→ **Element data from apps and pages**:

────

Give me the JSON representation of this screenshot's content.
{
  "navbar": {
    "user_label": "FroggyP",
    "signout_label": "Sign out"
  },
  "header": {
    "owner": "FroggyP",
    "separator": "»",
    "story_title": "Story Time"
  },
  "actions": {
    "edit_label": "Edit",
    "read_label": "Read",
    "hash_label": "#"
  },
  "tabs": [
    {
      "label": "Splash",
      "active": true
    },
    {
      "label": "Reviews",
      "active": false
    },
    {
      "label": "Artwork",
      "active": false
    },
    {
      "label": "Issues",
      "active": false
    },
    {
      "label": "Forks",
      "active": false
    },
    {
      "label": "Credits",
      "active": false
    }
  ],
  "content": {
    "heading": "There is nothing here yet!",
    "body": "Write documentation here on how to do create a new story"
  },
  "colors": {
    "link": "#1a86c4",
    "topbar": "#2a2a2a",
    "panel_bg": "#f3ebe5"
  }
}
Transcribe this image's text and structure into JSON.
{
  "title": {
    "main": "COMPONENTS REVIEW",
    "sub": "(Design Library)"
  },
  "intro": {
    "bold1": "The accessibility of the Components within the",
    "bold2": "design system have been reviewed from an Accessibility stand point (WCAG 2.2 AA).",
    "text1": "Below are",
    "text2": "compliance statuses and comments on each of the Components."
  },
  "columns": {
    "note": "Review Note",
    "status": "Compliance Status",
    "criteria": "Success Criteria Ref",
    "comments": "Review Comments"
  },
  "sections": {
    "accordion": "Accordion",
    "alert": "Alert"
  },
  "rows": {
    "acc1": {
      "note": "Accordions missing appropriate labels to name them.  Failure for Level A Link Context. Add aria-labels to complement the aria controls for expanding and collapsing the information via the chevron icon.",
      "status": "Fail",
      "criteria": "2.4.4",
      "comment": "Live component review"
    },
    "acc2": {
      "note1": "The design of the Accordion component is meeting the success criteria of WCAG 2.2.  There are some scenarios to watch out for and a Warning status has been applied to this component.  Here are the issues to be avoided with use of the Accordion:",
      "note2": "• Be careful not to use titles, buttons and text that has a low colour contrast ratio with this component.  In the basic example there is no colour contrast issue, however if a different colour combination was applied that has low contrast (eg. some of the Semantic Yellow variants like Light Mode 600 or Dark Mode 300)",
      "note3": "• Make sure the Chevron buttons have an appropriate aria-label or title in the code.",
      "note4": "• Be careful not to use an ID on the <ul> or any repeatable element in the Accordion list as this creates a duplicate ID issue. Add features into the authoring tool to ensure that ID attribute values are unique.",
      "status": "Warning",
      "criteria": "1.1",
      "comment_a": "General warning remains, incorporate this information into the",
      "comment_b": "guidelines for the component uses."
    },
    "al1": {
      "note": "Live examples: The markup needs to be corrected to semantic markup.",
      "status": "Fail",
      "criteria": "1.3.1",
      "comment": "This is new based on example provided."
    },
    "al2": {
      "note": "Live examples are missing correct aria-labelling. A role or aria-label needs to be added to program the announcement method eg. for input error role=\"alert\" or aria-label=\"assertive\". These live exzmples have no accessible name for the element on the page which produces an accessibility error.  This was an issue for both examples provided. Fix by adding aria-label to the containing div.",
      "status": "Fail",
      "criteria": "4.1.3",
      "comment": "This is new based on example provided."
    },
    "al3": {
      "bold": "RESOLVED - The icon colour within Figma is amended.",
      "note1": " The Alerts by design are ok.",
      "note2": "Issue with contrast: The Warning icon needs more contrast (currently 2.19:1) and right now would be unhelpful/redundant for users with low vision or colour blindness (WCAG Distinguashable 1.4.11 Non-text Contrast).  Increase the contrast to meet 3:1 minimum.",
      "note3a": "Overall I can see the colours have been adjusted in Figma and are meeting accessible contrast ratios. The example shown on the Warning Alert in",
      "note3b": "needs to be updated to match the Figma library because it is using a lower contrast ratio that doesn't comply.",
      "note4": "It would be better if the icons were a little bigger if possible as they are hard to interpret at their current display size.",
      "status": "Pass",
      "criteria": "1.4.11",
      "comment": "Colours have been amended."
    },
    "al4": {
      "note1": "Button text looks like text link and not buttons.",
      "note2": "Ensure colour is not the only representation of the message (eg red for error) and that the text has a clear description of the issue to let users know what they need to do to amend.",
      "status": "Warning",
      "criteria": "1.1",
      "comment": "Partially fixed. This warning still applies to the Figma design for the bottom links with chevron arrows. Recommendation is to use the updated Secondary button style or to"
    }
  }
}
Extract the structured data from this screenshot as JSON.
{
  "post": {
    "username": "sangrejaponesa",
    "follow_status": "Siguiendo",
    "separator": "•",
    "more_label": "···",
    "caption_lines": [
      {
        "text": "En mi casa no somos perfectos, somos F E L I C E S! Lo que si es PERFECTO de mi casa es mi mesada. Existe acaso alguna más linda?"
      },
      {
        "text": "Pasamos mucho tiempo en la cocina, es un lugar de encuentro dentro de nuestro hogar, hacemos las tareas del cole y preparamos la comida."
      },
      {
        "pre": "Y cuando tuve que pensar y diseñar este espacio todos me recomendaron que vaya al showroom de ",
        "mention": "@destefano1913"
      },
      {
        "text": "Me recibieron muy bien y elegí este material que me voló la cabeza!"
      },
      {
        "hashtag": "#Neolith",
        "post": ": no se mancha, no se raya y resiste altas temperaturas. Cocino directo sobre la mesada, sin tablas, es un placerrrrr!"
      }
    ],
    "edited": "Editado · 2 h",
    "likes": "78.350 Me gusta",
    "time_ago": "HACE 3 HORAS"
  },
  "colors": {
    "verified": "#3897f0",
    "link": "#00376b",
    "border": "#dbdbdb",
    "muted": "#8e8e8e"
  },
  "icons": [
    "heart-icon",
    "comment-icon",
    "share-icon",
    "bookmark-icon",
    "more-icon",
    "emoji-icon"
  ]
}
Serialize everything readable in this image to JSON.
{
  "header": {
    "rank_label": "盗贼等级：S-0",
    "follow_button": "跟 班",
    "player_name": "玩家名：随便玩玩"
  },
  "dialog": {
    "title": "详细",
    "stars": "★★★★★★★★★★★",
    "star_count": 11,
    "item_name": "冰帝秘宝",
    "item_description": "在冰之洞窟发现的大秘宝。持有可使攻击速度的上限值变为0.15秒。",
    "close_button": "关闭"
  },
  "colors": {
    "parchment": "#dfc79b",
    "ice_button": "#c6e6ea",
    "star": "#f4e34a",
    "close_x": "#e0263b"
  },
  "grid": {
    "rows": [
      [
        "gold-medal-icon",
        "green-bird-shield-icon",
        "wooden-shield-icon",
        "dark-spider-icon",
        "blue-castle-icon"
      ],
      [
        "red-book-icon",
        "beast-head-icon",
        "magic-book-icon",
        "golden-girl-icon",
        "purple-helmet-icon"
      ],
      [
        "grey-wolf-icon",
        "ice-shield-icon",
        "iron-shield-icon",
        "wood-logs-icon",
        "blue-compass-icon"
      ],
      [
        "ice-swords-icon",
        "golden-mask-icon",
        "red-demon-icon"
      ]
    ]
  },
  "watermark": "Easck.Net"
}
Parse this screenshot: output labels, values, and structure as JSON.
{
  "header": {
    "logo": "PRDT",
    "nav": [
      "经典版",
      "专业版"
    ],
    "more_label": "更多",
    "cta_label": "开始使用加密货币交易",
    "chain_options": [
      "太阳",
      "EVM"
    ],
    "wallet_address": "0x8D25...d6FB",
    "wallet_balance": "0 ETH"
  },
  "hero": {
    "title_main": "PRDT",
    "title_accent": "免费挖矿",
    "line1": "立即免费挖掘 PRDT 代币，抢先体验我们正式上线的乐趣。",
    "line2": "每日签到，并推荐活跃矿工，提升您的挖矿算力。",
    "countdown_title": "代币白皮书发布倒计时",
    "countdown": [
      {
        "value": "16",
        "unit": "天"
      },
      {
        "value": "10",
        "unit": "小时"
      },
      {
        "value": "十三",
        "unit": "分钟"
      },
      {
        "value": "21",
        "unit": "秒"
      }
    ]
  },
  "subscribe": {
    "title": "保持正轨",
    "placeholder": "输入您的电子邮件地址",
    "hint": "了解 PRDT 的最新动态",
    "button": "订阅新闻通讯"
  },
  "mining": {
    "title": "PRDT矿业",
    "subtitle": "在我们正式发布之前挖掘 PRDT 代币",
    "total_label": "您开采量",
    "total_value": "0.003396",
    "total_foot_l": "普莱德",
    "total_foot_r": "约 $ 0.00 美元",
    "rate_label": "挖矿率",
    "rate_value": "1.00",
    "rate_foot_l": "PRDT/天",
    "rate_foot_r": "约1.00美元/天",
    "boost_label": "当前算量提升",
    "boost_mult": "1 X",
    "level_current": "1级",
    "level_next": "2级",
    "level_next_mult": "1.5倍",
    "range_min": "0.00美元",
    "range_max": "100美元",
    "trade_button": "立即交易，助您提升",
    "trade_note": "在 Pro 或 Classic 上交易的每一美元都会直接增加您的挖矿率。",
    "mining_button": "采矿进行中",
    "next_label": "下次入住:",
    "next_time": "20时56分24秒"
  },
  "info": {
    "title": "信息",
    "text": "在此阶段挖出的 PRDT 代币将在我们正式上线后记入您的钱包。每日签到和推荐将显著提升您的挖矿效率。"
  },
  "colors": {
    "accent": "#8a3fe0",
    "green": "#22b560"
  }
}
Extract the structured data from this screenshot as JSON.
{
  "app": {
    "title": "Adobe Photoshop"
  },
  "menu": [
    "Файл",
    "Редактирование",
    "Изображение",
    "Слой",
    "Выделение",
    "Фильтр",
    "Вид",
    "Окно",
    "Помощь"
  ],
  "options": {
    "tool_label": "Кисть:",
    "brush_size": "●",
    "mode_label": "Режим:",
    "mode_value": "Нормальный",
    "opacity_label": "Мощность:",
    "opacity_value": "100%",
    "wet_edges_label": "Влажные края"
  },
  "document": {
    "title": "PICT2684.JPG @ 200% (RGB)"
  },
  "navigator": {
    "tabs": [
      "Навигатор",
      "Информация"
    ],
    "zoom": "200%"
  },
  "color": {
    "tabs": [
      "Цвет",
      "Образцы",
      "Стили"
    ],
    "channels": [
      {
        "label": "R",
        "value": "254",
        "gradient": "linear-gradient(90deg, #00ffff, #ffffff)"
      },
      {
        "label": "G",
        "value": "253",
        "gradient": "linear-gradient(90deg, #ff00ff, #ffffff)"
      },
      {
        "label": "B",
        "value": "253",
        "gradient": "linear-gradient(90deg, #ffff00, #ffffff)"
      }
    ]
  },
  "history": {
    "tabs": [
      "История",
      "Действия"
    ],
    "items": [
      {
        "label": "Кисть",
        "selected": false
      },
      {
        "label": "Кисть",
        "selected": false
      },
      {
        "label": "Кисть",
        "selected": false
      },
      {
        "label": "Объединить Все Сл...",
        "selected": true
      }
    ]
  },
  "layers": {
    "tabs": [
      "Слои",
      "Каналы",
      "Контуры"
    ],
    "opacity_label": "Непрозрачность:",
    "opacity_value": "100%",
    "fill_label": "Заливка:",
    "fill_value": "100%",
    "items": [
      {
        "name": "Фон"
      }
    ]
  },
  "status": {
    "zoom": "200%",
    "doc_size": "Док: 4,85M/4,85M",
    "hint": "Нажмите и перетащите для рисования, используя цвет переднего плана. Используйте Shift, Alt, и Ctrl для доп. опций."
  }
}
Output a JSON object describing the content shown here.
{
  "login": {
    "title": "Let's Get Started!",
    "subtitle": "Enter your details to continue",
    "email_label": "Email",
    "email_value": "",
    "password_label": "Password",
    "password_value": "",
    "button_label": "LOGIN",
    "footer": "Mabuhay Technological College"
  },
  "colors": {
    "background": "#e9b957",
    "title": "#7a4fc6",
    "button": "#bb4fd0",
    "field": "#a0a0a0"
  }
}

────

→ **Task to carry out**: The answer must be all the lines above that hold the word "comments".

→ **Completed task**:
    "text2": "compliance statuses and comments on each of the Components."
    "comments": "Review Comments"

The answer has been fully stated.